3 |
N-Prolog and Equivalence of Logic Programs (Part 1
- Olivetti, Terracini
- 1992
(Show Context)
Citation Context |

3 |
Financial Planning in Action
- Olson, Jr
- 1989
(Show Context)
Citation Context ...eed for computer systems that reason hypothetically. Decision support systems (DSS) are a good example, especially in domains like financial planning where many "what if" scenarios must be c=-=onsidered [34, 44]-=-. A typical example is an analyst who must predict a company's deficit for the upcoming year assuming that employee salaries are increased by a given percentage. Or he might want a table of deficit pr... |

1 | The complexity of reusing and modifying rulebases - Bonner - 1992 |

1 |
Clause Queries and Generlizations
- Horn
- 1985
(Show Context)
Citation Context ...imb one level in the polynomial-time hierarchy. As a corollary, we conclude that stratified linear rulebases express exactly the second-order definable queries. Unlike other results in the literature =-=[32, 53, 19]-=-, the results in this section do not assume that the data domain is linearly ordered. The assumption of ordered domains is a technical device that is often used to achieve expressibility results, but ... |

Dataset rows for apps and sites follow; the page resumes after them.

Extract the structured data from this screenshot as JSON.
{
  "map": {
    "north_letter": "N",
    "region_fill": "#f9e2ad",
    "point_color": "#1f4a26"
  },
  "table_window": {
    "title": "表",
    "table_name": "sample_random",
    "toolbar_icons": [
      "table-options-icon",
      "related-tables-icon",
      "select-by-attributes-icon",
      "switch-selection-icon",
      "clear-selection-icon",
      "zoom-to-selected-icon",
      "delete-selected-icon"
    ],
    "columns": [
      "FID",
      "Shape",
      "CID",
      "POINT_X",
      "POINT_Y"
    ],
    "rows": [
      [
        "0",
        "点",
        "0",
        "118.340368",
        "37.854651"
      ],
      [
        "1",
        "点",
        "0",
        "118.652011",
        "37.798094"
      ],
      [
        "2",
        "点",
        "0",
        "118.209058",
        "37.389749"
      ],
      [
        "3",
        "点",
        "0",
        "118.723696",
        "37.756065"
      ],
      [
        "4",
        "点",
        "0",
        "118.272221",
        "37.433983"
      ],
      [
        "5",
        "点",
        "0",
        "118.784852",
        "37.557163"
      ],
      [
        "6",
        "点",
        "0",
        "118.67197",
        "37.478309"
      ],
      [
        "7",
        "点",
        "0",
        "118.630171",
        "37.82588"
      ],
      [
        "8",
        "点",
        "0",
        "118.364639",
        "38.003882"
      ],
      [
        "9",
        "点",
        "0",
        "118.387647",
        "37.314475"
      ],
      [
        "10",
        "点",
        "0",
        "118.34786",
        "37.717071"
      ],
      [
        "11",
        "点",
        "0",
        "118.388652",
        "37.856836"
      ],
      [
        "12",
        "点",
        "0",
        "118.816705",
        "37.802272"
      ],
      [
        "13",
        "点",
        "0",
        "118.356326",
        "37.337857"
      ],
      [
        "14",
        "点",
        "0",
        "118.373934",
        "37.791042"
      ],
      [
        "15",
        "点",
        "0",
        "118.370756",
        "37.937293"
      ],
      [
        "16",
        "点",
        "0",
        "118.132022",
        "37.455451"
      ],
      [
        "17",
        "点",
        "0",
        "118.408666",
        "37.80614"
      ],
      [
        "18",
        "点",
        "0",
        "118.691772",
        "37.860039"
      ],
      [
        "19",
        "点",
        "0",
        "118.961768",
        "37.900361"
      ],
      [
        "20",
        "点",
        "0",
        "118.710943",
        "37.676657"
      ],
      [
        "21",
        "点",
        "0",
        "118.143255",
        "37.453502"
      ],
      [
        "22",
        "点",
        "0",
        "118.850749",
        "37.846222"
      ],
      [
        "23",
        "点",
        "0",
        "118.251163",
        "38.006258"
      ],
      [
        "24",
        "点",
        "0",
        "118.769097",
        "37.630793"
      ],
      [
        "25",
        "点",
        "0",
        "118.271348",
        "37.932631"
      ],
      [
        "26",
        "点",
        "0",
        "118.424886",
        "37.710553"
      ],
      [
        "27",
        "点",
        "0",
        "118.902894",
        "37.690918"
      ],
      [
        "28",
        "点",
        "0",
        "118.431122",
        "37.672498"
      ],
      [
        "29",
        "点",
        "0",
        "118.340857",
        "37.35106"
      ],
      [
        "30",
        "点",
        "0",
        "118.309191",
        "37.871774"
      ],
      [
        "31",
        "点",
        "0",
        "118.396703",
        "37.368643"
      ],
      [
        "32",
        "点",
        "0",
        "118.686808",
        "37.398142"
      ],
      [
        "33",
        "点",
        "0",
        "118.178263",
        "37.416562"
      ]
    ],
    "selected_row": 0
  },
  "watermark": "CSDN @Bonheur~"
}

1 |
Computation with Run Time Skolemization
- Gabbay, Reyle
- 1993
(Show Context)
Citation Context ... OE can be derived. In databases and logic programming, it is common to ask queries that return a set of tuples as answers. Such queries can be defined using embedded implications with free variables =-=[10, 15, 9, 26, 27, 39]-=-. We address this issue in Section 7, where we discuss database queries in general. Until then, however, we shall assume that a query is a closed formula. Indeed, as far as the above inference system ... |